● Work required:
The whole listing is to be retyped exactly as it appears.

━━━━━━━━━━━━━━━━━━━━━━━━━━━━━━

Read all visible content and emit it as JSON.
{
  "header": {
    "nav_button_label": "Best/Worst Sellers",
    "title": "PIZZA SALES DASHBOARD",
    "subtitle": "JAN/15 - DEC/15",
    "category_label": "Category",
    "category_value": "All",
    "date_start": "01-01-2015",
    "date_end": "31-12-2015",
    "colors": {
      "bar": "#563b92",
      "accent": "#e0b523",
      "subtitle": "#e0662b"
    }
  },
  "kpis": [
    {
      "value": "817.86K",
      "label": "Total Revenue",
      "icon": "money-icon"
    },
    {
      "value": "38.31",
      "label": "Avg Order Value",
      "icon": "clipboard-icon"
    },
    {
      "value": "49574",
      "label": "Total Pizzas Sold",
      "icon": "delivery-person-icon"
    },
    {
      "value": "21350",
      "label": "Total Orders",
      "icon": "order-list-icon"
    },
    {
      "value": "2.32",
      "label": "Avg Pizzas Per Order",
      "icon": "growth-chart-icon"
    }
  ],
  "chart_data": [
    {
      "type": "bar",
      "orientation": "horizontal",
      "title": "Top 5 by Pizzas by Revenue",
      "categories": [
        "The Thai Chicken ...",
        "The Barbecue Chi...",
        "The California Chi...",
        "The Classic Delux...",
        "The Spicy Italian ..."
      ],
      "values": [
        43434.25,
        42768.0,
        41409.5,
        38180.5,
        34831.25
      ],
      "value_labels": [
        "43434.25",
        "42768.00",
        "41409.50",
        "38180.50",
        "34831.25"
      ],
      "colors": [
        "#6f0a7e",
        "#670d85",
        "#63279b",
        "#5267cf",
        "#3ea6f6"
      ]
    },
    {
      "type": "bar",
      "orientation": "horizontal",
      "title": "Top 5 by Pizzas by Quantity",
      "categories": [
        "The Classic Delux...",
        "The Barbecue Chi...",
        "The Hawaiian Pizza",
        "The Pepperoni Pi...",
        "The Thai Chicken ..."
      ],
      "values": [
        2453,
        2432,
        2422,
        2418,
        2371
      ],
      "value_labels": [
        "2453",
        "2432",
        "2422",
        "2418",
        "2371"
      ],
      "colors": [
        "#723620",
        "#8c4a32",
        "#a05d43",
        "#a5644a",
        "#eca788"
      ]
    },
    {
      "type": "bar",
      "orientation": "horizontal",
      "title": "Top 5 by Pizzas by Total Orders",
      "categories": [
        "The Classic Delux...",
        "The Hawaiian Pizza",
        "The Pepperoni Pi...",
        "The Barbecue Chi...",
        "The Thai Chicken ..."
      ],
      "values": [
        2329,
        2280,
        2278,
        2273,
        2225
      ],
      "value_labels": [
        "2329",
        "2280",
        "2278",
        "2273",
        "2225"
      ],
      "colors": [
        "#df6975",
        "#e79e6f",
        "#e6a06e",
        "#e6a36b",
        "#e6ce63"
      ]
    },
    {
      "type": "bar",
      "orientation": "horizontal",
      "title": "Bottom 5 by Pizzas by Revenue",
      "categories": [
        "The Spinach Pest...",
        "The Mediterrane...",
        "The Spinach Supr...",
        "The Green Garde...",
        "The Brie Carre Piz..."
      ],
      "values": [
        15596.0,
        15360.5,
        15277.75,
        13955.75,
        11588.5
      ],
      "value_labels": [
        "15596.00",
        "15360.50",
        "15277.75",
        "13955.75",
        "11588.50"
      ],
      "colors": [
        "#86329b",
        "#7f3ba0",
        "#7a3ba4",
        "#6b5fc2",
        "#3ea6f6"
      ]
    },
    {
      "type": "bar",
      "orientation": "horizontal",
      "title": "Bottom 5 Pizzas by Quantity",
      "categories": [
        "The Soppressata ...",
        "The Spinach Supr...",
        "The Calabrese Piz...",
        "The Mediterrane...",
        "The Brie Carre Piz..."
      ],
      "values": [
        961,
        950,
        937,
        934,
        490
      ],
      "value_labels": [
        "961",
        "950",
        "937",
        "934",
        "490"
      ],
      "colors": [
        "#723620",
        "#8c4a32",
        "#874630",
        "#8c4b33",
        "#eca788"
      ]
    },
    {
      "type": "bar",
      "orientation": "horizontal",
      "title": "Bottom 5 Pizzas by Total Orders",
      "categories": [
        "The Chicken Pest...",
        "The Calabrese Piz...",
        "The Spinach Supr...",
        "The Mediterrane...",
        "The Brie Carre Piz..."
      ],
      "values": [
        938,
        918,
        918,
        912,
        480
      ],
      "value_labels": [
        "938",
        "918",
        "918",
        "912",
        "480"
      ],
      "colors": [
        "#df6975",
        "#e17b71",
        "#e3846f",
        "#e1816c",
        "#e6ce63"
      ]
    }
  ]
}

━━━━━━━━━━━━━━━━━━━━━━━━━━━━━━

● Answer to the exercise:
Read all visible content and emit it as JSON.
{
  "header": {
    "nav_button_label": "Best/Worst Sellers",
    "title": "PIZZA SALES DASHBOARD",
    "subtitle": "JAN/15 - DEC/15",
    "category_label": "Category",
    "category_value": "All",
    "date_start": "01-01-2015",
    "date_end": "31-12-2015",
    "colors": {
      "bar": "#563b92",
      "accent": "#e0b523",
      "subtitle": "#e0662b"
    }
  },
  "kpis": [
    {
      "value": "817.86K",
      "label": "Total Revenue",
      "icon": "money-icon"
    },
    {
      "value": "38.31",
      "label": "Avg Order Value",
      "icon": "clipboard-icon"
    },
    {
      "value": "49574",
      "label": "Total Pizzas Sold",
      "icon": "delivery-person-icon"
    },
    {
      "value": "21350",
      "label": "Total Orders",
      "icon": "order-list-icon"
    },
    {
      "value": "2.32",
      "label": "Avg Pizzas Per Order",
      "icon": "growth-chart-icon"
    }
  ],
  "chart_data": [
    {
      "type": "bar",
      "orientation": "horizontal",
      "title": "Top 5 by Pizzas by Revenue",
      "categories": [
        "The Thai Chicken ...",
        "The Barbecue Chi...",
        "The California Chi...",
        "The Classic Delux...",
        "The Spicy Italian ..."
      ],
      "values": [
        43434.25,
        42768.0,
        41409.5,
        38180.5,
        34831.25
      ],
      "value_labels": [
        "43434.25",
        "42768.00",
        "41409.50",
        "38180.50",
        "34831.25"
      ],
      "colors": [
        "#6f0a7e",
        "#670d85",
        "#63279b",
        "#5267cf",
        "#3ea6f6"
      ]
    },
    {
      "type": "bar",
      "orientation": "horizontal",
      "title": "Top 5 by Pizzas by Quantity",
      "categories": [
        "The Classic Delux...",
        "The Barbecue Chi...",
        "The Hawaiian Pizza",
        "The Pepperoni Pi...",
        "The Thai Chicken ..."
      ],
      "values": [
        2453,
        2432,
        2422,
        2418,
        2371
      ],
      "value_labels": [
        "2453",
        "2432",
        "2422",
        "2418",
        "2371"
      ],
      "colors": [
        "#723620",
        "#8c4a32",
        "#a05d43",
        "#a5644a",
        "#eca788"
      ]
    },
    {
      "type": "bar",
      "orientation": "horizontal",
      "title": "Top 5 by Pizzas by Total Orders",
      "categories": [
        "The Classic Delux...",
        "The Hawaiian Pizza",
        "The Pepperoni Pi...",
        "The Barbecue Chi...",
        "The Thai Chicken ..."
      ],
      "values": [
        2329,
        2280,
        2278,
        2273,
        2225
      ],
      "value_labels": [
        "2329",
        "2280",
        "2278",
        "2273",
        "2225"
      ],
      "colors": [
        "#df6975",
        "#e79e6f",
        "#e6a06e",
        "#e6a36b",
        "#e6ce63"
      ]
    },
    {
      "type": "bar",
      "orientation": "horizontal",
      "title": "Bottom 5 by Pizzas by Revenue",
      "categories": [
        "The Spinach Pest...",
        "The Mediterrane...",
        "The Spinach Supr...",
        "The Green Garde...",
        "The Brie Carre Piz..."
      ],
      "values": [
        15596.0,
        15360.5,
        15277.75,
        13955.75,
        11588.5
      ],
      "value_labels": [
        "15596.00",
        "15360.50",
        "15277.75",
        "13955.75",
        "11588.50"
      ],
      "colors": [
        "#86329b",
        "#7f3ba0",
        "#7a3ba4",
        "#6b5fc2",
        "#3ea6f6"
      ]
    },
    {
      "type": "bar",
      "orientation": "horizontal",
      "title": "Bottom 5 Pizzas by Quantity",
      "categories": [
        "The Soppressata ...",
        "The Spinach Supr...",
        "The Calabrese Piz...",
        "The Mediterrane...",
        "The Brie Carre Piz..."
      ],
      "values": [
        961,
        950,
        937,
        934,
        490
      ],
      "value_labels": [
        "961",
        "950",
        "937",
        "934",
        "490"
      ],
      "colors": [
        "#723620",
        "#8c4a32",
        "#874630",
        "#8c4b33",
        "#eca788"
      ]
    },
    {
      "type": "bar",
      "orientation": "horizontal",
      "title": "Bottom 5 Pizzas by Total Orders",
      "categories": [
        "The Chicken Pest...",
        "The Calabrese Piz...",
        "The Spinach Supr...",
        "The Mediterrane...",
        "The Brie Carre Piz..."
      ],
      "values": [
        938,
        918,
        918,
        912,
        480
      ],
      "value_labels": [
        "938",
        "918",
        "918",
        "912",
        "480"
      ],
      "colors": [
        "#df6975",
        "#e17b71",
        "#e3846f",
        "#e1816c",
        "#e6ce63"
      ]
    }
  ]
}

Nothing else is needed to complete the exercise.